■ About this task: A faithful copy is required. Print each line of the data exactly and omit the pictures.

Extracted data entries

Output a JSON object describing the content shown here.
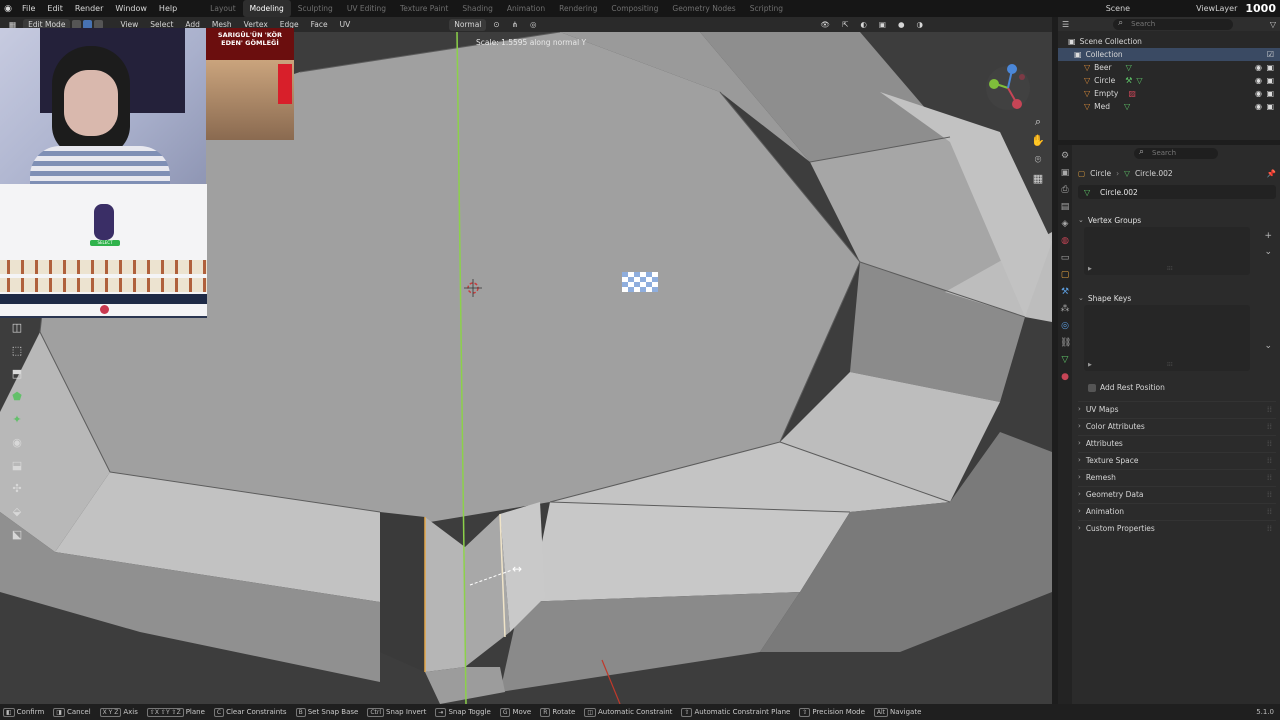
{
  "menu": {
    "items": [
      "File",
      "Edit",
      "Render",
      "Window",
      "Help"
    ],
    "workspaces": [
      "Layout",
      "Modeling",
      "Sculpting",
      "UV Editing",
      "Texture Paint",
      "Shading",
      "Animation",
      "Rendering",
      "Compositing",
      "Geometry Nodes",
      "Scripting"
    ],
    "active_workspace": "Modeling",
    "scene": "Scene",
    "view_layer": "ViewLayer",
    "counter": "1000"
  },
  "viewport_header": {
    "mode": "Edit Mode",
    "items": [
      "View",
      "Select",
      "Add",
      "Mesh",
      "Vertex",
      "Edge",
      "Face",
      "UV"
    ],
    "orientation": "Normal"
  },
  "operator": {
    "scale_label": "Scale: 1.5595 along normal Y"
  },
  "overlays": {
    "news_title": "SARIGÜL'ÜN 'KÖR EDEN' GÖMLEĞİ",
    "game_select": "SELECT"
  },
  "outliner": {
    "search_placeholder": "Search",
    "root": "Scene Collection",
    "collection": "Collection",
    "objects": [
      {
        "name": "Beer"
      },
      {
        "name": "Circle"
      },
      {
        "name": "Empty"
      },
      {
        "name": "Med"
      }
    ]
  },
  "properties": {
    "search_placeholder": "Search",
    "object": "Circle",
    "mesh": "Circle.002",
    "panels": {
      "vertex_groups": "Vertex Groups",
      "shape_keys": "Shape Keys",
      "add_rest_position": "Add Rest Position",
      "uv_maps": "UV Maps",
      "color_attributes": "Color Attributes",
      "attributes": "Attributes",
      "texture_space": "Texture Space",
      "remesh": "Remesh",
      "geometry_data": "Geometry Data",
      "animation": "Animation",
      "custom_properties": "Custom Properties"
    }
  },
  "status_bar": {
    "hints": [
      {
        "key": "",
        "label": "Confirm"
      },
      {
        "key": "",
        "label": "Cancel"
      },
      {
        "key": "X Y Z",
        "label": "Axis"
      },
      {
        "key": "⇧X ⇧Y ⇧Z",
        "label": "Plane"
      },
      {
        "key": "C",
        "label": "Clear Constraints"
      },
      {
        "key": "B",
        "label": "Set Snap Base"
      },
      {
        "key": "Ctrl",
        "label": "Snap Invert"
      },
      {
        "key": "",
        "label": "Snap Toggle"
      },
      {
        "key": "G",
        "label": "Move"
      },
      {
        "key": "R",
        "label": "Rotate"
      },
      {
        "key": "",
        "label": "Automatic Constraint"
      },
      {
        "key": "",
        "label": "Automatic Constraint Plane"
      },
      {
        "key": "",
        "label": "Precision Mode"
      },
      {
        "key": "Alt",
        "label": "Navigate"
      }
    ],
    "version": "5.1.0"
  }
}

■ Solution to this problem:
Output a JSON object describing the content shown here.
{
  "menu": {
    "items": [
      "File",
      "Edit",
      "Render",
      "Window",
      "Help"
    ],
    "workspaces": [
      "Layout",
      "Modeling",
      "Sculpting",
      "UV Editing",
      "Texture Paint",
      "Shading",
      "Animation",
      "Rendering",
      "Compositing",
      "Geometry Nodes",
      "Scripting"
    ],
    "active_workspace": "Modeling",
    "scene": "Scene",
    "view_layer": "ViewLayer",
    "counter": "1000"
  },
  "viewport_header": {
    "mode": "Edit Mode",
    "items": [
      "View",
      "Select",
      "Add",
      "Mesh",
      "Vertex",
      "Edge",
      "Face",
      "UV"
    ],
    "orientation": "Normal"
  },
  "operator": {
    "scale_label": "Scale: 1.5595 along normal Y"
  },
  "overlays": {
    "news_title": "SARIGÜL'ÜN 'KÖR EDEN' GÖMLEĞİ",
    "game_select": "SELECT"
  },
  "outliner": {
    "search_placeholder": "Search",
    "root": "Scene Collection",
    "collection": "Collection",
    "objects": [
      {
        "name": "Beer"
      },
      {
        "name": "Circle"
      },
      {
        "name": "Empty"
      },
      {
        "name": "Med"
      }
    ]
  },
  "properties": {
    "search_placeholder": "Search",
    "object": "Circle",
    "mesh": "Circle.002",
    "panels": {
      "vertex_groups": "Vertex Groups",
      "shape_keys": "Shape Keys",
      "add_rest_position": "Add Rest Position",
      "uv_maps": "UV Maps",
      "color_attributes": "Color Attributes",
      "attributes": "Attributes",
      "texture_space": "Texture Space",
      "remesh": "Remesh",
      "geometry_data": "Geometry Data",
      "animation": "Animation",
      "custom_properties": "Custom Properties"
    }
  },
  "status_bar": {
    "hints": [
      {
        "key": "",
        "label": "Confirm"
      },
      {
        "key": "",
        "label": "Cancel"
      },
      {
        "key": "X Y Z",
        "label": "Axis"
      },
      {
        "key": "⇧X ⇧Y ⇧Z",
        "label": "Plane"
      },
      {
        "key": "C",
        "label": "Clear Constraints"
      },
      {
        "key": "B",
        "label": "Set Snap Base"
      },
      {
        "key": "Ctrl",
        "label": "Snap Invert"
      },
      {
        "key": "",
        "label": "Snap Toggle"
      },
      {
        "key": "G",
        "label": "Move"
      },
      {
        "key": "R",
        "label": "Rotate"
      },
      {
        "key": "",
        "label": "Automatic Constraint"
      },
      {
        "key": "",
        "label": "Automatic Constraint Plane"
      },
      {
        "key": "",
        "label": "Precision Mode"
      },
      {
        "key": "Alt",
        "label": "Navigate"
      }
    ],
    "version": "5.1.0"
  }
}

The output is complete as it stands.